*** Opening of Given records ***

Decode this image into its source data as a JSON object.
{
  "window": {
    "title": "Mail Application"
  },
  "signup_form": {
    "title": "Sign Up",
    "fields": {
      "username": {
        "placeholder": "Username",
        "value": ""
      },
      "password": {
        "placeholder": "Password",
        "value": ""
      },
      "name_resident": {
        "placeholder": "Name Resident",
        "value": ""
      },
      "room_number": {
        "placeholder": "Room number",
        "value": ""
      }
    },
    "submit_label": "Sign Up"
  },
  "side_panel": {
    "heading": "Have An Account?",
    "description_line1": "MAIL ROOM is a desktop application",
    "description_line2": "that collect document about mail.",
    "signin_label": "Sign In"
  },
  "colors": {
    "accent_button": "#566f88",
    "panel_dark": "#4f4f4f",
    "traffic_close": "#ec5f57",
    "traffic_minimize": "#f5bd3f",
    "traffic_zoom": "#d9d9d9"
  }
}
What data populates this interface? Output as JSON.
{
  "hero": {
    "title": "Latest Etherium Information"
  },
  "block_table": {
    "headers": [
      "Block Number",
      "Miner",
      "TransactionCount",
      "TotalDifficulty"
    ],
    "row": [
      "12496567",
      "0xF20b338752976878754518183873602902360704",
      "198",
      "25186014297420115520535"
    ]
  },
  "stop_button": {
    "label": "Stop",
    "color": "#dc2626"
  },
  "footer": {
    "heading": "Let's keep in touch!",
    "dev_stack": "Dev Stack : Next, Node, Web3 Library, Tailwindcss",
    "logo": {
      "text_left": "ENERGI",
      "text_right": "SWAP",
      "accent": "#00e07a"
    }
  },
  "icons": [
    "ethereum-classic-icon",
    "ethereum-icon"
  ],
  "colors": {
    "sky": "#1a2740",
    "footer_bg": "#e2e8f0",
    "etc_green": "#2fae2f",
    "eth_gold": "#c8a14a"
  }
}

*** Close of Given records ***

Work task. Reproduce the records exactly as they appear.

Exercise output.
Decode this image into its source data as a JSON object.
{
  "window": {
    "title": "Mail Application"
  },
  "signup_form": {
    "title": "Sign Up",
    "fields": {
      "username": {
        "placeholder": "Username",
        "value": ""
      },
      "password": {
        "placeholder": "Password",
        "value": ""
      },
      "name_resident": {
        "placeholder": "Name Resident",
        "value": ""
      },
      "room_number": {
        "placeholder": "Room number",
        "value": ""
      }
    },
    "submit_label": "Sign Up"
  },
  "side_panel": {
    "heading": "Have An Account?",
    "description_line1": "MAIL ROOM is a desktop application",
    "description_line2": "that collect document about mail.",
    "signin_label": "Sign In"
  },
  "colors": {
    "accent_button": "#566f88",
    "panel_dark": "#4f4f4f",
    "traffic_close": "#ec5f57",
    "traffic_minimize": "#f5bd3f",
    "traffic_zoom": "#d9d9d9"
  }
}
What data populates this interface? Output as JSON.
{
  "hero": {
    "title": "Latest Etherium Information"
  },
  "block_table": {
    "headers": [
      "Block Number",
      "Miner",
      "TransactionCount",
      "TotalDifficulty"
    ],
    "row": [
      "12496567",
      "0xF20b338752976878754518183873602902360704",
      "198",
      "25186014297420115520535"
    ]
  },
  "stop_button": {
    "label": "Stop",
    "color": "#dc2626"
  },
  "footer": {
    "heading": "Let's keep in touch!",
    "dev_stack": "Dev Stack : Next, Node, Web3 Library, Tailwindcss",
    "logo": {
      "text_left": "ENERGI",
      "text_right": "SWAP",
      "accent": "#00e07a"
    }
  },
  "icons": [
    "ethereum-classic-icon",
    "ethereum-icon"
  ],
  "colors": {
    "sky": "#1a2740",
    "footer_bg": "#e2e8f0",
    "etc_green": "#2fae2f",
    "eth_gold": "#c8a14a"
  }
}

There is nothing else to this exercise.